### [AIM OF THE EXERCISE]
Restate the data below word for word. Leave the images out.

### [RECORD EXCERPTS]
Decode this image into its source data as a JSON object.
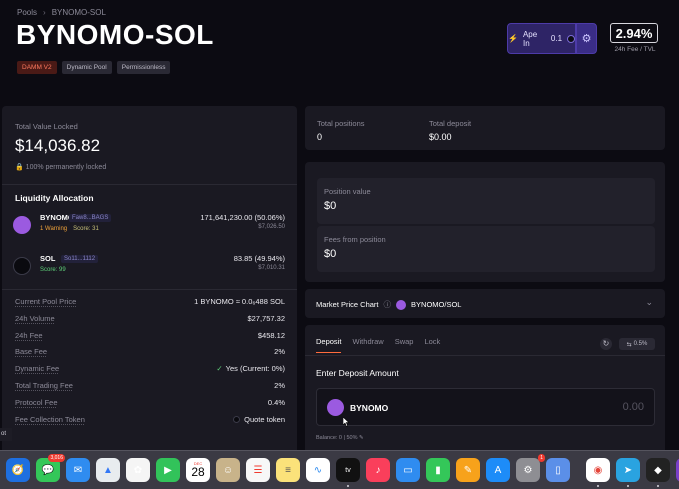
{
  "header": {
    "breadcrumb": [
      "Pools",
      "BYNOMO-SOL"
    ],
    "title": "BYNOMO-SOL",
    "tags": [
      "DAMM V2",
      "Dynamic Pool",
      "Permissionless"
    ],
    "ape_label": "Ape In",
    "ape_amount": "0.1",
    "fee_value": "2.94%",
    "fee_label": "24h Fee / TVL"
  },
  "tvl": {
    "label": "Total Value Locked",
    "value": "$14,036.82",
    "locked": "100% permanently locked"
  },
  "liquidity": {
    "title": "Liquidity Allocation",
    "tokens": [
      {
        "name": "BYNOMO",
        "addr": "Faw8...BAGS",
        "warning": "1 Warning",
        "score": "Score: 31",
        "amount": "171,641,230.00 (50.06%)",
        "usd": "$7,026.50"
      },
      {
        "name": "SOL",
        "addr": "So11...1112",
        "score": "Score: 99",
        "amount": "83.85 (49.94%)",
        "usd": "$7,010.31"
      }
    ]
  },
  "stats": [
    {
      "k": "Current Pool Price",
      "v": "1 BYNOMO ≈ 0.0₆488 SOL"
    },
    {
      "k": "24h Volume",
      "v": "$27,757.32"
    },
    {
      "k": "24h Fee",
      "v": "$458.12"
    },
    {
      "k": "Base Fee",
      "v": "2%"
    },
    {
      "k": "Dynamic Fee",
      "v": "Yes (Current: 0%)"
    },
    {
      "k": "Total Trading Fee",
      "v": "2%"
    },
    {
      "k": "Protocol Fee",
      "v": "0.4%"
    },
    {
      "k": "Fee Collection Token",
      "v": "Quote token"
    }
  ],
  "positions": {
    "total_positions_label": "Total positions",
    "total_positions": "0",
    "total_deposit_label": "Total deposit",
    "total_deposit": "$0.00",
    "position_value_label": "Position value",
    "position_value": "$0",
    "fees_label": "Fees from position",
    "fees_value": "$0"
  },
  "chart": {
    "label": "Market Price Chart",
    "pair": "BYNOMO/SOL"
  },
  "deposit": {
    "tabs": [
      "Deposit",
      "Withdraw",
      "Swap",
      "Lock"
    ],
    "slippage": "0.5%",
    "enter_label": "Enter Deposit Amount",
    "token": "BYNOMO",
    "amount": "0.00",
    "balance": "Balance: 0 | 50%"
  },
  "tooltip": "ot",
  "dock": {
    "messages_badge": "3,016",
    "calendar_month": "DEC",
    "calendar_day": "28",
    "settings_badge": "1",
    "tv_label": "tv"
  }
}
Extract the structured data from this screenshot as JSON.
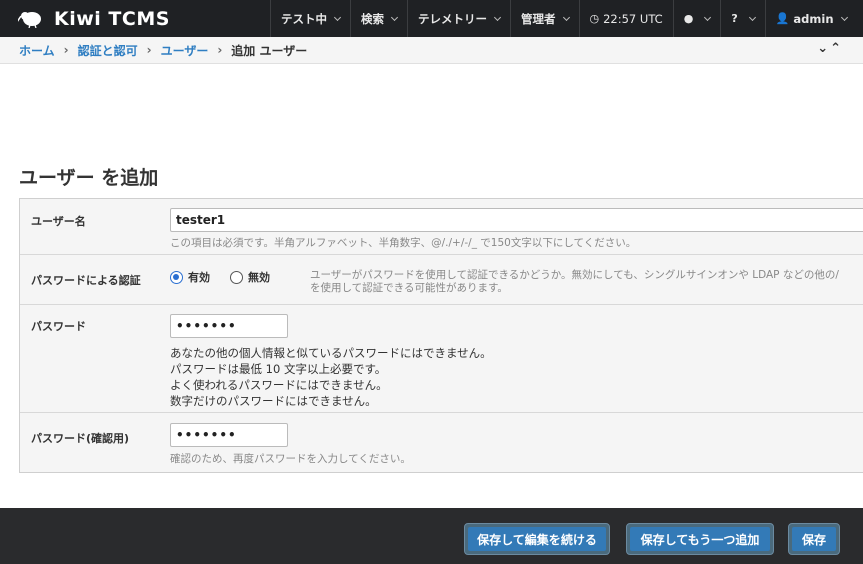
{
  "topbar": {
    "brand": "Kiwi TCMS",
    "nav": [
      {
        "label": "テスト中"
      },
      {
        "label": "検索"
      },
      {
        "label": "テレメトリー"
      },
      {
        "label": "管理者"
      }
    ],
    "clock": "22:57 UTC",
    "user": "admin"
  },
  "breadcrumb": {
    "home": "ホーム",
    "auth": "認証と認可",
    "users": "ユーザー",
    "current": "追加 ユーザー"
  },
  "page": {
    "title": "ユーザー を追加"
  },
  "form": {
    "username": {
      "label": "ユーザー名",
      "value": "tester1",
      "help": "この項目は必須です。半角アルファベット、半角数字、@/./+/-/_ で150文字以下にしてください。"
    },
    "password_auth": {
      "label": "パスワードによる認証",
      "enabled_label": "有効",
      "disabled_label": "無効",
      "help_line1": "ユーザーがパスワードを使用して認証できるかどうか。無効にしても、シングルサインオンや LDAP などの他の/",
      "help_line2": "を使用して認証できる可能性があります。"
    },
    "password": {
      "label": "パスワード",
      "value": "•••••••",
      "rules": [
        "あなたの他の個人情報と似ているパスワードにはできません。",
        "パスワードは最低 10 文字以上必要です。",
        "よく使われるパスワードにはできません。",
        "数字だけのパスワードにはできません。"
      ]
    },
    "password_confirm": {
      "label": "パスワード(確認用)",
      "value": "•••••••",
      "help": "確認のため、再度パスワードを入力してください。"
    }
  },
  "footer": {
    "save_continue": "保存して編集を続ける",
    "save_add_another": "保存してもう一つ追加",
    "save": "保存"
  }
}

### [OUTPUT FOR THIS EXERCISE]
Decode this image into its source data as a JSON object.
{
  "header": {
    "breadcrumb": [
      "Pools",
      "BYNOMO-SOL"
    ],
    "title": "BYNOMO-SOL",
    "tags": [
      "DAMM V2",
      "Dynamic Pool",
      "Permissionless"
    ],
    "ape_label": "Ape In",
    "ape_amount": "0.1",
    "fee_value": "2.94%",
    "fee_label": "24h Fee / TVL"
  },
  "tvl": {
    "label": "Total Value Locked",
    "value": "$14,036.82",
    "locked": "100% permanently locked"
  },
  "liquidity": {
    "title": "Liquidity Allocation",
    "tokens": [
      {
        "name": "BYNOMO",
        "addr": "Faw8...BAGS",
        "warning": "1 Warning",
        "score": "Score: 31",
        "amount": "171,641,230.00 (50.06%)",
        "usd": "$7,026.50"
      },
      {
        "name": "SOL",
        "addr": "So11...1112",
        "score": "Score: 99",
        "amount": "83.85 (49.94%)",
        "usd": "$7,010.31"
      }
    ]
  },
  "stats": [
    {
      "k": "Current Pool Price",
      "v": "1 BYNOMO ≈ 0.0₆488 SOL"
    },
    {
      "k": "24h Volume",
      "v": "$27,757.32"
    },
    {
      "k": "24h Fee",
      "v": "$458.12"
    },
    {
      "k": "Base Fee",
      "v": "2%"
    },
    {
      "k": "Dynamic Fee",
      "v": "Yes (Current: 0%)"
    },
    {
      "k": "Total Trading Fee",
      "v": "2%"
    },
    {
      "k": "Protocol Fee",
      "v": "0.4%"
    },
    {
      "k": "Fee Collection Token",
      "v": "Quote token"
    }
  ],
  "positions": {
    "total_positions_label": "Total positions",
    "total_positions": "0",
    "total_deposit_label": "Total deposit",
    "total_deposit": "$0.00",
    "position_value_label": "Position value",
    "position_value": "$0",
    "fees_label": "Fees from position",
    "fees_value": "$0"
  },
  "chart": {
    "label": "Market Price Chart",
    "pair": "BYNOMO/SOL"
  },
  "deposit": {
    "tabs": [
      "Deposit",
      "Withdraw",
      "Swap",
      "Lock"
    ],
    "slippage": "0.5%",
    "enter_label": "Enter Deposit Amount",
    "token": "BYNOMO",
    "amount": "0.00",
    "balance": "Balance: 0 | 50%"
  },
  "tooltip": "ot",
  "dock": {
    "messages_badge": "3,016",
    "calendar_month": "DEC",
    "calendar_day": "28",
    "settings_badge": "1",
    "tv_label": "tv"
  }
}
Extract the structured data from this screenshot as JSON.
{
  "topbar": {
    "brand": "Kiwi TCMS",
    "nav": [
      {
        "label": "テスト中"
      },
      {
        "label": "検索"
      },
      {
        "label": "テレメトリー"
      },
      {
        "label": "管理者"
      }
    ],
    "clock": "22:57 UTC",
    "user": "admin"
  },
  "breadcrumb": {
    "home": "ホーム",
    "auth": "認証と認可",
    "users": "ユーザー",
    "current": "追加 ユーザー"
  },
  "page": {
    "title": "ユーザー を追加"
  },
  "form": {
    "username": {
      "label": "ユーザー名",
      "value": "tester1",
      "help": "この項目は必須です。半角アルファベット、半角数字、@/./+/-/_ で150文字以下にしてください。"
    },
    "password_auth": {
      "label": "パスワードによる認証",
      "enabled_label": "有効",
      "disabled_label": "無効",
      "help_line1": "ユーザーがパスワードを使用して認証できるかどうか。無効にしても、シングルサインオンや LDAP などの他の/",
      "help_line2": "を使用して認証できる可能性があります。"
    },
    "password": {
      "label": "パスワード",
      "value": "•••••••",
      "rules": [
        "あなたの他の個人情報と似ているパスワードにはできません。",
        "パスワードは最低 10 文字以上必要です。",
        "よく使われるパスワードにはできません。",
        "数字だけのパスワードにはできません。"
      ]
    },
    "password_confirm": {
      "label": "パスワード(確認用)",
      "value": "•••••••",
      "help": "確認のため、再度パスワードを入力してください。"
    }
  },
  "footer": {
    "save_continue": "保存して編集を続ける",
    "save_add_another": "保存してもう一つ追加",
    "save": "保存"
  }
}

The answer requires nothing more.